They work by completely discombobulating a person's nervous system. As you probably learned in high school biology class, the human nervous system includes our brain, spinal cord, and nerves, and it works by passing along electrical signals from the brain to all parts of our body. It's what helps us to speak and see, and our nervous system allows us to move our muscles at will, as well as involuntarily.
The stun gun stops all that. The energy pulse causes a person's muscles to go practically haywire, contracting at a very high movement rate. All of this muscle activity causes the muscles to put out lactic acid. Remember the last workout or jog you had, when your muscles started to burn? That was lactic acid, which makes it hard for your muscles to do anymore work.
The electricity from the stun gun also causes a "blackout" in the whole nervous system, so the messages between the brain, spinal cord, and nerves get interrupted. The total end result from the stun gun is a person who can't move their muscles, who loses their balance and their bearing, and remains 'out of it' and harmless for several minutes afterward.
Of course, like anything else, the stun gun has a different effect depending on the person it is used on. Some people may go down like a sack of potatoes after only a second of touching the stun gun, while another attacker my need five seconds of exposure to the stun gun to be incapacitated. There is a direct relationship between the time a person is exposed to the stun gun, and the effects of the stun gun. In other words, the longer you hold the stun gun to someone, the more debilitated they become. Once a person is down, and you cease and desist with the weapon, the effects will eventually wear off.

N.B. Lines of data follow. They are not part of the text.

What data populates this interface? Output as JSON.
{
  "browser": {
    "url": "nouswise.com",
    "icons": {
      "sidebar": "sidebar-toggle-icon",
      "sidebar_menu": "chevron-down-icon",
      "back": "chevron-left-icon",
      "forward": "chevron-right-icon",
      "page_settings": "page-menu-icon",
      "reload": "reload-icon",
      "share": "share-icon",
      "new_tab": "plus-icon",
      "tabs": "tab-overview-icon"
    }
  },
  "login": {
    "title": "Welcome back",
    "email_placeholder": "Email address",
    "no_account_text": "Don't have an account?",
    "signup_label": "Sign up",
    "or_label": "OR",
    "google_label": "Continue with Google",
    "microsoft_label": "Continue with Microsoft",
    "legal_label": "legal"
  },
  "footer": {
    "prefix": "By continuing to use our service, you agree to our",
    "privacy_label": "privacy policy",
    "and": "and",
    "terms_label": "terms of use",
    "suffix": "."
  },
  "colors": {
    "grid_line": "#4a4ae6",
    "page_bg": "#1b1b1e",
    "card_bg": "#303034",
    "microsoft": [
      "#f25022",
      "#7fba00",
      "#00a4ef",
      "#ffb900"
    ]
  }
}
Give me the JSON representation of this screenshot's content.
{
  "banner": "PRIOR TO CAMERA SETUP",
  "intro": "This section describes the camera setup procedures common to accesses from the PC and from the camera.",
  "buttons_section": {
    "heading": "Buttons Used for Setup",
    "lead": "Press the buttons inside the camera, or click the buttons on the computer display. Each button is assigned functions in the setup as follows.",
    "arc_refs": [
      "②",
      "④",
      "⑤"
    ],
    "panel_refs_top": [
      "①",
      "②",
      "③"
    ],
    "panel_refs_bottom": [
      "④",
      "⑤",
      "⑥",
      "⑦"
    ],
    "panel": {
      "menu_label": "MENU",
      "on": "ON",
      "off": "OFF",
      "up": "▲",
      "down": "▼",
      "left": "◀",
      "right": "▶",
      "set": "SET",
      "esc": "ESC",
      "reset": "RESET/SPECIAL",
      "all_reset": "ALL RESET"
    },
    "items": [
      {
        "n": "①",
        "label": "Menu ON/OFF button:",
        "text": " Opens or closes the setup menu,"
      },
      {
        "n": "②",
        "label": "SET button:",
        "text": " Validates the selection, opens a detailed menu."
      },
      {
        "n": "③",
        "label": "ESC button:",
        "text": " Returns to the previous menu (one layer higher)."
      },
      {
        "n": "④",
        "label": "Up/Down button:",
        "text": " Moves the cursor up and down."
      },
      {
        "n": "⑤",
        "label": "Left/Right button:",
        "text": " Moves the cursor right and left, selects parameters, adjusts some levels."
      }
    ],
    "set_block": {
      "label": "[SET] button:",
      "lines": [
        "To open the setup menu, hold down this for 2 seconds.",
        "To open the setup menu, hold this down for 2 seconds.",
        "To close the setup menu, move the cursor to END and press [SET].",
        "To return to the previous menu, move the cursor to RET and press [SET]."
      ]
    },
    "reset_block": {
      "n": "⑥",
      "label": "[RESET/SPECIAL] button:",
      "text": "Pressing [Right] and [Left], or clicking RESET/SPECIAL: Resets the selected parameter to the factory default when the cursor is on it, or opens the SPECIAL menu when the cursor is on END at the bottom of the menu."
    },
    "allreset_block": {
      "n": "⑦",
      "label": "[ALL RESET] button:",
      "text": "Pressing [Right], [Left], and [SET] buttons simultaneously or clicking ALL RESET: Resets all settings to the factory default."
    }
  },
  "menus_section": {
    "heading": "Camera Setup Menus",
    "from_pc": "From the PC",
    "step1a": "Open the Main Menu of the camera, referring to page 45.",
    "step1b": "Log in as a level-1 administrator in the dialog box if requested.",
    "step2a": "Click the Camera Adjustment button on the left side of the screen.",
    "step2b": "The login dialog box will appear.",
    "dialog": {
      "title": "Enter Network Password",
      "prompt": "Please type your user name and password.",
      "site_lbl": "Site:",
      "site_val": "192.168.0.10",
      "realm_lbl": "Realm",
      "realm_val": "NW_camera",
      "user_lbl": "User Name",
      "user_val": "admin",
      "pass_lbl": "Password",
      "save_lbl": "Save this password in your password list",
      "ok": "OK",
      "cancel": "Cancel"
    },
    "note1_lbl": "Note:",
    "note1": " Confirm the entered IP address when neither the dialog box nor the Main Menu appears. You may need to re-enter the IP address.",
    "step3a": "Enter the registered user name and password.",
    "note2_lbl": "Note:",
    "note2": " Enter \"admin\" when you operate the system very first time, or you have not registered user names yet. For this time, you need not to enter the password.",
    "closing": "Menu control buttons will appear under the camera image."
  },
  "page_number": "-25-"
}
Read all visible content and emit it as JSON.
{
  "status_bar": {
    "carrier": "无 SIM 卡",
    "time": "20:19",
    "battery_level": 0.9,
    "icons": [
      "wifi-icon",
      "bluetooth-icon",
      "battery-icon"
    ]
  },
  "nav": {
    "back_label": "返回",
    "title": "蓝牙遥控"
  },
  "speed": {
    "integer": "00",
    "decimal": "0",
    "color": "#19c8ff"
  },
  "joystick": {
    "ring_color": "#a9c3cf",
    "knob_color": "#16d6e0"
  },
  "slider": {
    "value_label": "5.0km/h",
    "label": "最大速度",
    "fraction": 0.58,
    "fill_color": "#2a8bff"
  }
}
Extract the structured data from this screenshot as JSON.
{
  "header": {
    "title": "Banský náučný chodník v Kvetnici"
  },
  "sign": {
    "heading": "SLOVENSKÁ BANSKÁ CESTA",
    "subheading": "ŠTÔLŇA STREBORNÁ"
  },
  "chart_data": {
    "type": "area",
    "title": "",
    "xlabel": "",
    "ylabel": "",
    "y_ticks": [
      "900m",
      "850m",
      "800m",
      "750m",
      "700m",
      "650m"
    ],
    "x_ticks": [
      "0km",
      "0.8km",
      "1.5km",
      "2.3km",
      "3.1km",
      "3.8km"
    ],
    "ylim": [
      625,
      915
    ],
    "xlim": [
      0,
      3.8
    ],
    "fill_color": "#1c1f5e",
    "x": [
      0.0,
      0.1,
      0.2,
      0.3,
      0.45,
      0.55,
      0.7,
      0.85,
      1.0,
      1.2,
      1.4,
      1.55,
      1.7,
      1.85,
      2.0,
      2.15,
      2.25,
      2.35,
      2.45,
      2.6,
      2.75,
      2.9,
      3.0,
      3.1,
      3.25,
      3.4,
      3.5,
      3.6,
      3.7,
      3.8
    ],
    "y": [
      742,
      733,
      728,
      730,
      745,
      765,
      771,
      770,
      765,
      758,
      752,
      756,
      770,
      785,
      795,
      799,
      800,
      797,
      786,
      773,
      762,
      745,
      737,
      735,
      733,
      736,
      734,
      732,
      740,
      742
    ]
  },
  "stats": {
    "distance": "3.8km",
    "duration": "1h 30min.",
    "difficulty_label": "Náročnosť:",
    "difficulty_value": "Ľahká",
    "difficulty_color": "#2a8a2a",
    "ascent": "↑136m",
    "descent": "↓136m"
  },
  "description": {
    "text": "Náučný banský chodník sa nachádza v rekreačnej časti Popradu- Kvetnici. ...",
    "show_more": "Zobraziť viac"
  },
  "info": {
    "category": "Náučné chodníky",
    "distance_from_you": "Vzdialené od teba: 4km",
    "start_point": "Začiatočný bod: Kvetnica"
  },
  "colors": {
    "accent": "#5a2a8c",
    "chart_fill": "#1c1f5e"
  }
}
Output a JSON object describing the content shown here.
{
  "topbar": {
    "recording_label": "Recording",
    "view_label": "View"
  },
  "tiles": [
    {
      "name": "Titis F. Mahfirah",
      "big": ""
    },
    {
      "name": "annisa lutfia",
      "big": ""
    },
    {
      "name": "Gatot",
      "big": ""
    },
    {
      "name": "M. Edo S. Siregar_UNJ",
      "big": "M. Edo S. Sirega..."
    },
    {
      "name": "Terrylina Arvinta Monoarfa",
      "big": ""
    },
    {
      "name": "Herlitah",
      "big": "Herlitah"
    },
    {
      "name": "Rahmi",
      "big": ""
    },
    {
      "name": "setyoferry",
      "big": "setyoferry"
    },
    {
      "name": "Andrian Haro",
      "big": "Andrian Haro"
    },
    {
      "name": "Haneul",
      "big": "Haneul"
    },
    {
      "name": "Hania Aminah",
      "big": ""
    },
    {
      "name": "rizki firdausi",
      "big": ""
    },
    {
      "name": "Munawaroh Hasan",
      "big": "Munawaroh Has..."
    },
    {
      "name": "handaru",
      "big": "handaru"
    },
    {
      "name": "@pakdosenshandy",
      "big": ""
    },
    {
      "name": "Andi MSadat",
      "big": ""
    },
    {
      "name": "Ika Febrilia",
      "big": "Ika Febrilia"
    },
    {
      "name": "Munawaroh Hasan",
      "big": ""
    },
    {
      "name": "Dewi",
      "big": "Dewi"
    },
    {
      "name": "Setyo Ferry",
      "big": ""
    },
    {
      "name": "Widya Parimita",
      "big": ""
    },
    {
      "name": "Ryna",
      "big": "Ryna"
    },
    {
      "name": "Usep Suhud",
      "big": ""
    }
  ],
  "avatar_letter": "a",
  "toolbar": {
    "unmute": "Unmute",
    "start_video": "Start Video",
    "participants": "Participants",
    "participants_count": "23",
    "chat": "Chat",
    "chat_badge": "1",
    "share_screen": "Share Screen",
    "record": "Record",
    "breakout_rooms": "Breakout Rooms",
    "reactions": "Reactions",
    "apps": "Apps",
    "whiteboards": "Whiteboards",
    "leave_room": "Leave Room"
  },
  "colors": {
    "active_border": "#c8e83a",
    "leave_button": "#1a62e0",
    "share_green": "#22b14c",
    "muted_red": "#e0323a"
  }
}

Unlike other forms of electricity, the stun gun's power cannot be passed by touching the person being hit, or by standing in a puddle with them. That is good news for you.
When buying a stun gun, you should consider its voltage and size. Of course, if you're carrying the stun gun in a small purse, you'll need a small stun gun. But try to buy the highest voltage stun gun possible.
About the Author: Mark Easterday is the Director of Marketing for Safety Chest. Safety Chest carries a complete line of stun guns for your personal protection. For more information about Safety Chest please visit http://www.safetychest.com.